How have we come to this? Like many voters, last summer I was delighted to see the back of Gordon 'Chuckles' Brown and his wretched Labour government. David Cameron and Nick Clegg seemed young, lithe animals with optimism and energy, their coalition determined to right the country's parlous economic state. Now, just a few months later, many people live in dread.

As well as the VAT hike, fuel pricing's at a record high. Businesses continue to close, every week, particularly small firms. A public sector wage restraint policy is backed up by threats of mass job losses. Further education in crisis, continuing bonuses for bankers. Welcome to Operation 'Out of the Frying-Pan'.

Neither is there any real opposition to this relentless torment. At a time when the Labour party is punched-out, Glenn Miliband is simply a supply leader; why sacrifice anyone with appeal? The upshot is a funny little fellow taking on Pillsbury across the Commons floor, and usually getting his arse kicked.

Tuesday, 4 January 2011

Sir Bruce Forsyth

Gutter-press journalist and reality TV judge Piers Morgan is outraged that the New Year's Honours List hasn't included a knighthood for Bruce Forsyth. The 82-year-old showbiz legend was awarded an CBE in 2006, but didn't make the Queen's annual list released on 1 January.

For some years, Forsyth has been the subject of a campaign to award him a knighthood, which Morgan clearly supports. Posting on Twitter, he said: "Utterly ridiculous that Bruce Forsyth still hasn't been knighted. What more must he do than be a multi-talented star for SEVEN decades?" Let's set aside our views on Morgan and his motives in getting behind the octogenarian entertainer; instead we'll look at Brucie.

Forsyth's television career began during the 1950s as compere of the London Palladium show, a platform for his singing, dancing and comedic talents. When the light entertainment genre flagged, he jumped ship to a succession of TV game-shows. More recently he's
co-hosted the BBC programme 'Come Dancing', a popular weekend knock-out competition.

In these days of devalued celebrity knighthoods, why not give one to Brucie?
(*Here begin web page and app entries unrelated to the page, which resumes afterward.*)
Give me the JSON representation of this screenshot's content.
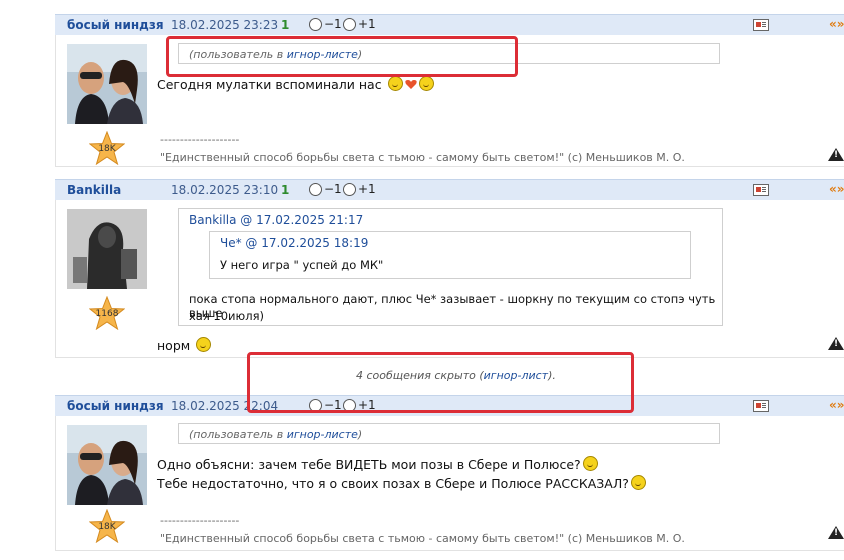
{
  "posts": [
    {
      "author": "босый ниндзя",
      "date": "18.02.2025 23:23",
      "rating": "1",
      "vote_minus": "−1",
      "vote_plus": "+1",
      "quote_link": "«»",
      "ignore_prefix": "(пользователь в ",
      "ignore_link": "игнор-листе",
      "ignore_suffix": ")",
      "text": "Сегодня мулатки вспоминали нас",
      "star_label": "18K",
      "sig_sep": "--------------------",
      "signature": "\"Единственный способ борьбы света с тьмою - самому быть светом!\" (с) Меньшиков М. О."
    },
    {
      "author": "Bankilla",
      "date": "18.02.2025 23:10",
      "rating": "1",
      "vote_minus": "−1",
      "vote_plus": "+1",
      "quote_link": "«»",
      "outer_quote_author": "Bankilla @ 17.02.2025 21:17",
      "inner_quote_author": "Че* @ 17.02.2025 18:19",
      "inner_quote_text": "У него игра \" успей до МК\"",
      "outer_quote_text_line1": "пока стопа нормального дают, плюс Че* зазывает - шоркну по текущим со стопэ чуть выше",
      "outer_quote_text_line2": "хая 10июля)",
      "text": "норм",
      "star_label": "1168"
    },
    {
      "author": "босый ниндзя",
      "date": "18.02.2025 22:04",
      "vote_minus": "−1",
      "vote_plus": "+1",
      "quote_link": "«»",
      "ignore_prefix": "(пользователь в ",
      "ignore_link": "игнор-листе",
      "ignore_suffix": ")",
      "text_line1": "Одно объясни: зачем тебе ВИДЕТЬ мои позы в Сбере и Полюсе?",
      "text_line2": "Тебе недостаточно, что я о своих позах в Сбере и Полюсе РАССКАЗАЛ?",
      "star_label": "18K",
      "sig_sep": "--------------------",
      "signature": "\"Единственный способ борьбы света с тьмою - самому быть светом!\" (с) Меньшиков М. О."
    }
  ],
  "hidden_notice": {
    "prefix": "4 сообщения скрыто (",
    "link": "игнор-лист",
    "suffix": ")."
  },
  "colors": {
    "header_bg": "#dfe9f7",
    "author": "#1f4e9a",
    "rating": "#2e8b2e",
    "quote_link": "#e07b10",
    "highlight": "#dc2d36"
  }
}
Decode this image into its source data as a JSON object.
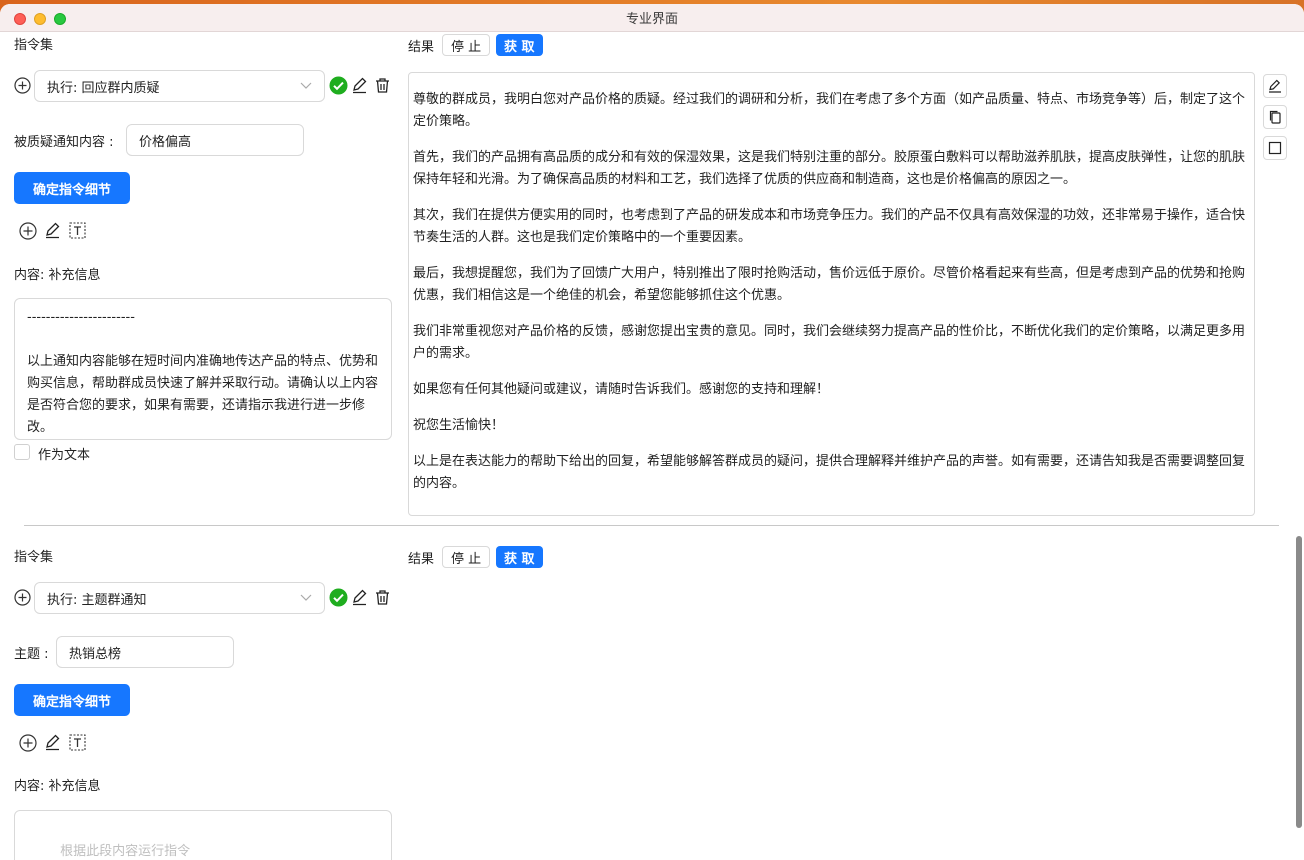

After a remarkable, some say interminable career, at an age when most of us are doddering skeletons he can still read an auto-cue and feel up young women. But is this sufficient?

It seems not. The majority of those who've expressed a view believe such awards should go to people who've toiled for long years in occupations more substantial than entertainment. And Forsyth has made a fortune from his career, while he's said to pay no UK income tax. It's felt the money should be comfort enough; no to Sir Bruce.

What's more, his longevity has become a two-edged sword. These days Brucie is less often said to be "marvellous for his age", instead criticised as a withered parody; fluffed lines, mummified routines. Rather than a knighthood, public opinion generally favours retirement. Odious Piers Morgan's support may prove the final nail in Forsyth's campaign coffin.